Try it: What lines of the data include the string "icon"? Copy them all.

··· Records provided ···

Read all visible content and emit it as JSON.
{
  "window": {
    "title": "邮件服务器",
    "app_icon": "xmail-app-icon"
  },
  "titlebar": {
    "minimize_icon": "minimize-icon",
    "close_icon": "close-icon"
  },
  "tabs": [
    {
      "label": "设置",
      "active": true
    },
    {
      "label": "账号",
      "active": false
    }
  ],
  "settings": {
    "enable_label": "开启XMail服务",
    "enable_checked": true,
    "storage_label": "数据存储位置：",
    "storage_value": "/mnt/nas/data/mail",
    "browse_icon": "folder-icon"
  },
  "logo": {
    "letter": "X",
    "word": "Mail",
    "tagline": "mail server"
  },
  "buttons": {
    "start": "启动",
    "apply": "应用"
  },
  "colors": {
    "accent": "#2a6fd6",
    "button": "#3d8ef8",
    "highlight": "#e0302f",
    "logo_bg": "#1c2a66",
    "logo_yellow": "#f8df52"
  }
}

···

Solution for this task:
    "app_icon": "xmail-app-icon"
    "minimize_icon": "minimize-icon",
    "close_icon": "close-icon"
    "browse_icon": "folder-icon"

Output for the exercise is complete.